LISTED RECORDS =>
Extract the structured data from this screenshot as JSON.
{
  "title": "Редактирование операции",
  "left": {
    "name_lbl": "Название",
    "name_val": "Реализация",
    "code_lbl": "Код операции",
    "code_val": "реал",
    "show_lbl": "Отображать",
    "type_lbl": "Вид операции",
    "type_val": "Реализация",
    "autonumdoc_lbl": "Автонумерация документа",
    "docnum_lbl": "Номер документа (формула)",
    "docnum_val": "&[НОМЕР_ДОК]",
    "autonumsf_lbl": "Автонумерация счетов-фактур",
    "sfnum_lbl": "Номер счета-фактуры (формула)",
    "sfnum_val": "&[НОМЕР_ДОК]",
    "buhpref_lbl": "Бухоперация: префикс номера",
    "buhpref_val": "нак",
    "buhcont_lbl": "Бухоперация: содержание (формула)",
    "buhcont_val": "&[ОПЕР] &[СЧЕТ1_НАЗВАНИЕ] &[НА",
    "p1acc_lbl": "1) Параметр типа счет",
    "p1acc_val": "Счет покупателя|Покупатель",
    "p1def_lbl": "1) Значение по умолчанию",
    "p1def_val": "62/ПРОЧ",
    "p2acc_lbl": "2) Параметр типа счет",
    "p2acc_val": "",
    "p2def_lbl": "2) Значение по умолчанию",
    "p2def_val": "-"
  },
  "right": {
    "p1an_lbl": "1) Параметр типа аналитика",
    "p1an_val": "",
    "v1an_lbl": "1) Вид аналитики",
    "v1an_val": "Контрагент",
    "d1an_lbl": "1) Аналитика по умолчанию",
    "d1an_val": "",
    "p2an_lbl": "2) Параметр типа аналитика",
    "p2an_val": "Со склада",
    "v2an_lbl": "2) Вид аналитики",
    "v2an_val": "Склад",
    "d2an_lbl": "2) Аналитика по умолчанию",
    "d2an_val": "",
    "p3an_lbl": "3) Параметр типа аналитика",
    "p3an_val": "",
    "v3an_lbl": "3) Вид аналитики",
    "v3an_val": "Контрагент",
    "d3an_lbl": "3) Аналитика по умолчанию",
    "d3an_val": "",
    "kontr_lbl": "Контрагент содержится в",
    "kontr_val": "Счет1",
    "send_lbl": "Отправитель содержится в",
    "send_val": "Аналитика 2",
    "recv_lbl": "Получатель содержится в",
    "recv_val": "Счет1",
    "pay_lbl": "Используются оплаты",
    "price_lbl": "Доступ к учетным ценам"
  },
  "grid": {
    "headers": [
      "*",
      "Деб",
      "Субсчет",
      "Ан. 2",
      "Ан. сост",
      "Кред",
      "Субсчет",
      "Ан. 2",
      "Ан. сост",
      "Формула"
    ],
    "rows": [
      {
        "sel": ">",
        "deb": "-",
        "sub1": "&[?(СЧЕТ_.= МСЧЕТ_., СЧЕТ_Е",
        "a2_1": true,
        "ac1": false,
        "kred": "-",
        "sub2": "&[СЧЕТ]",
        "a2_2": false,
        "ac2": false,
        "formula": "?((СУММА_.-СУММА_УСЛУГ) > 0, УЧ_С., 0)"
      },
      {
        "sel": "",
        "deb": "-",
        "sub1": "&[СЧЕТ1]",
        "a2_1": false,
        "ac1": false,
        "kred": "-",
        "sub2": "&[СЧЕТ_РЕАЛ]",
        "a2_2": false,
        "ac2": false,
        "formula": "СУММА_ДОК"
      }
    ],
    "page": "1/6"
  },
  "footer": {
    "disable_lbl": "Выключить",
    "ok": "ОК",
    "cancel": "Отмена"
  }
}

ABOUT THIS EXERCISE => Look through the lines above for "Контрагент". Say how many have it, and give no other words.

SOLUTION TO THE PROBLEM => 3